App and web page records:
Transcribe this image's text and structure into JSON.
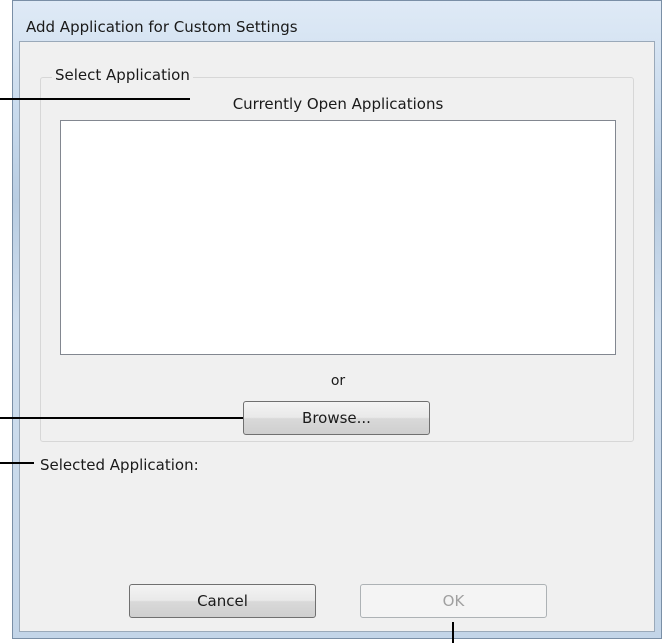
{
  "dialog": {
    "title": "Add Application for Custom Settings"
  },
  "group": {
    "label": "Select Application",
    "list_caption": "Currently Open Applications",
    "list_items": [],
    "or_text": "or",
    "browse_label": "Browse..."
  },
  "selected": {
    "label": "Selected Application:",
    "value": ""
  },
  "buttons": {
    "cancel_label": "Cancel",
    "ok_label": "OK",
    "ok_enabled": false
  }
}
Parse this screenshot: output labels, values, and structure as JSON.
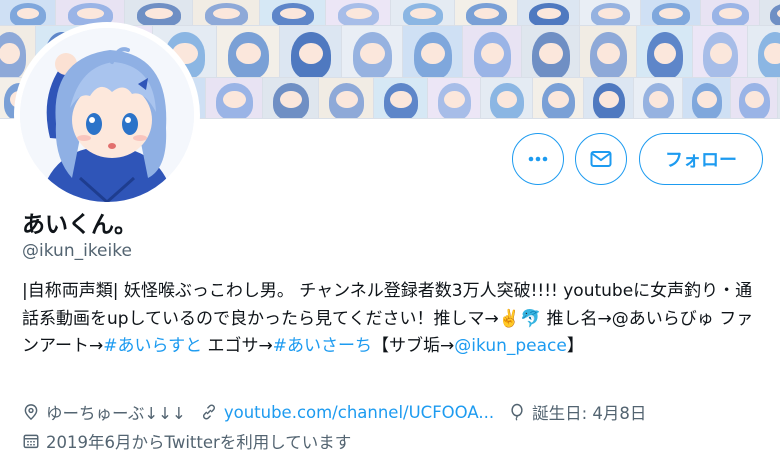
{
  "profile": {
    "display_name": "あいくん。",
    "handle": "@ikun_ikeike"
  },
  "actions": {
    "more_icon": "more-horizontal-icon",
    "message_icon": "envelope-icon",
    "follow_label": "フォロー"
  },
  "bio": {
    "part1": "|自称両声類| 妖怪喉ぶっこわし男。 チャンネル登録者数3万人突破!!!! youtubeに女声釣り・通話系動画をupしているので良かったら見てください！推しマ→",
    "emoji1": "✌️",
    "emoji2": "🐬",
    "part2": " 推し名→@あいらびゅ ファンアート→",
    "hashtag1": "#あいらすと",
    "part3": " エゴサ→",
    "hashtag2": "#あいさーち",
    "part4": "【サブ垢→",
    "mention": "@ikun_peace",
    "part5": "】"
  },
  "meta": {
    "location": "ゆーちゅーぶ↓↓↓",
    "website": "youtube.com/channel/UCFOOA...",
    "birthday": "誕生日: 4月8日",
    "joined": "2019年6月からTwitterを利用しています"
  },
  "colors": {
    "accent": "#1d9bf0",
    "secondary_text": "#536471",
    "primary_text": "#0f1419"
  }
}
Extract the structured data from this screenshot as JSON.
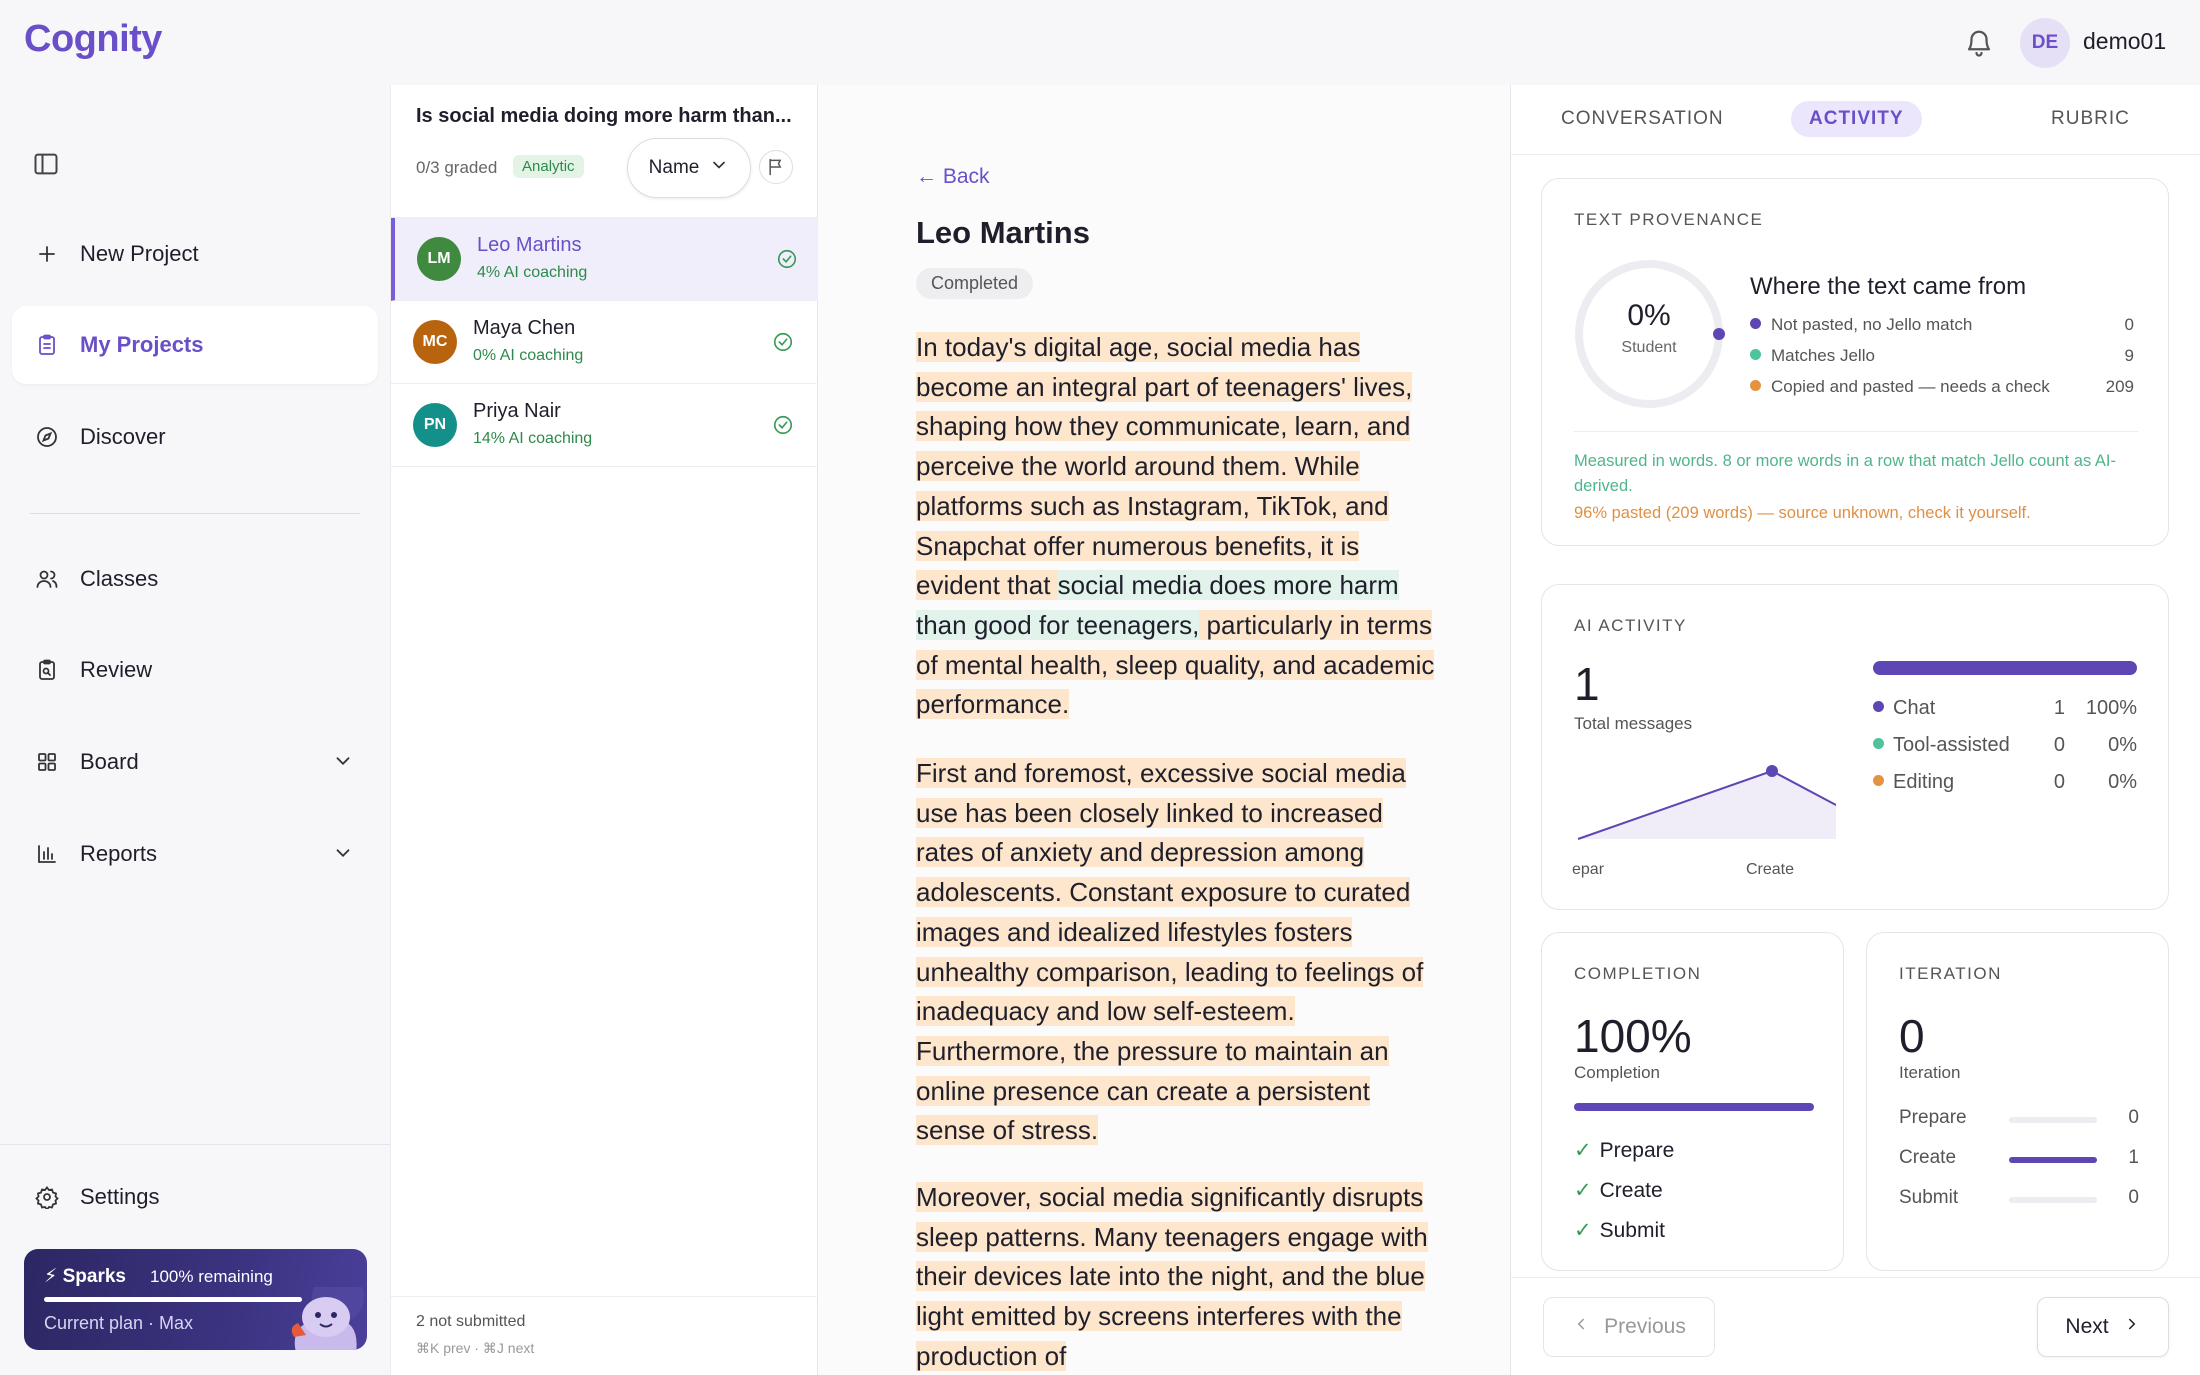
{
  "app": {
    "logo": "Cognity"
  },
  "user": {
    "initials": "DE",
    "name": "demo01"
  },
  "sidebar": {
    "new_project": "New Project",
    "items": [
      {
        "label": "My Projects",
        "icon": "clipboard-icon",
        "active": true
      },
      {
        "label": "Discover",
        "icon": "compass-icon"
      },
      {
        "label": "Classes",
        "icon": "users-icon"
      },
      {
        "label": "Review",
        "icon": "review-icon"
      },
      {
        "label": "Board",
        "icon": "grid-icon"
      },
      {
        "label": "Reports",
        "icon": "bar-chart-icon"
      }
    ],
    "settings": "Settings",
    "sparks": {
      "title": "⚡ Sparks",
      "remaining": "100% remaining",
      "plan": "Current plan · Max",
      "progress": 1.0
    }
  },
  "list": {
    "title": "Is social media doing more harm than...",
    "graded": "0/3 graded",
    "badge": "Analytic",
    "sort_label": "Name",
    "students": [
      {
        "initials": "LM",
        "name": "Leo Martins",
        "sub": "4% AI coaching",
        "color": "#3f8a3f",
        "selected": true
      },
      {
        "initials": "MC",
        "name": "Maya Chen",
        "sub": "0% AI coaching",
        "color": "#b8640f"
      },
      {
        "initials": "PN",
        "name": "Priya Nair",
        "sub": "14% AI coaching",
        "color": "#14908a"
      }
    ],
    "not_submitted": "2 not submitted",
    "shortcuts": "⌘K prev · ⌘J next"
  },
  "doc": {
    "back": "Back",
    "student": "Leo Martins",
    "status": "Completed",
    "p1a": "In today's digital age, social media has become an integral part of teenagers' lives, shaping how they communicate, learn, and perceive the world around them. While platforms such as Instagram, TikTok, and Snapchat offer numerous benefits, it is evident that ",
    "p1b": "social media does more harm than good for teenagers,",
    "p1c": " particularly in terms of mental health, sleep quality, and academic performance.",
    "p2": "First and foremost, excessive social media use has been closely linked to increased rates of anxiety and depression among adolescents. Constant exposure to curated images and idealized lifestyles fosters unhealthy comparison, leading to feelings of inadequacy and low self-esteem. Furthermore, the pressure to maintain an online presence can create a persistent sense of stress.",
    "p3": "Moreover, social media significantly disrupts sleep patterns. Many teenagers engage with their devices late into the night, and the blue light emitted by screens interferes with the production of"
  },
  "tabs": {
    "conversation": "CONVERSATION",
    "activity": "ACTIVITY",
    "rubric": "RUBRIC"
  },
  "provenance": {
    "label": "TEXT PROVENANCE",
    "pct": "0%",
    "pct_sub": "Student",
    "heading": "Where the text came from",
    "legend": [
      {
        "label": "Not pasted, no Jello match",
        "value": "0",
        "color": "#5e46b5"
      },
      {
        "label": "Matches Jello",
        "value": "9",
        "color": "#4fc39a"
      },
      {
        "label": "Copied and pasted — needs a check",
        "value": "209",
        "color": "#e6923f"
      }
    ],
    "note": "Measured in words. 8 or more words in a row that match Jello count as AI-derived.",
    "warning": "96% pasted (209 words) — source unknown, check it yourself."
  },
  "ai_activity": {
    "label": "AI ACTIVITY",
    "total": "1",
    "total_label": "Total messages",
    "rows": [
      {
        "label": "Chat",
        "count": "1",
        "pct": "100%",
        "color": "#5e46b5"
      },
      {
        "label": "Tool-assisted",
        "count": "0",
        "pct": "0%",
        "color": "#4fc39a"
      },
      {
        "label": "Editing",
        "count": "0",
        "pct": "0%",
        "color": "#e6923f"
      }
    ],
    "chart_labels": [
      "epar",
      "Create"
    ]
  },
  "completion": {
    "label": "COMPLETION",
    "value": "100%",
    "sub": "Completion",
    "progress": 1.0,
    "steps": [
      "Prepare",
      "Create",
      "Submit"
    ]
  },
  "iteration": {
    "label": "ITERATION",
    "value": "0",
    "sub": "Iteration",
    "rows": [
      {
        "label": "Prepare",
        "value": "0",
        "fill": 0
      },
      {
        "label": "Create",
        "value": "1",
        "fill": 1
      },
      {
        "label": "Submit",
        "value": "0",
        "fill": 0
      }
    ]
  },
  "nav": {
    "previous": "Previous",
    "next": "Next"
  }
}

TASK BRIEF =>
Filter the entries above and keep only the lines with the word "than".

TASK RESULT =>
    "title": "Is social media doing more harm than...",
    "p1b": "social media does more harm than good for teenagers,",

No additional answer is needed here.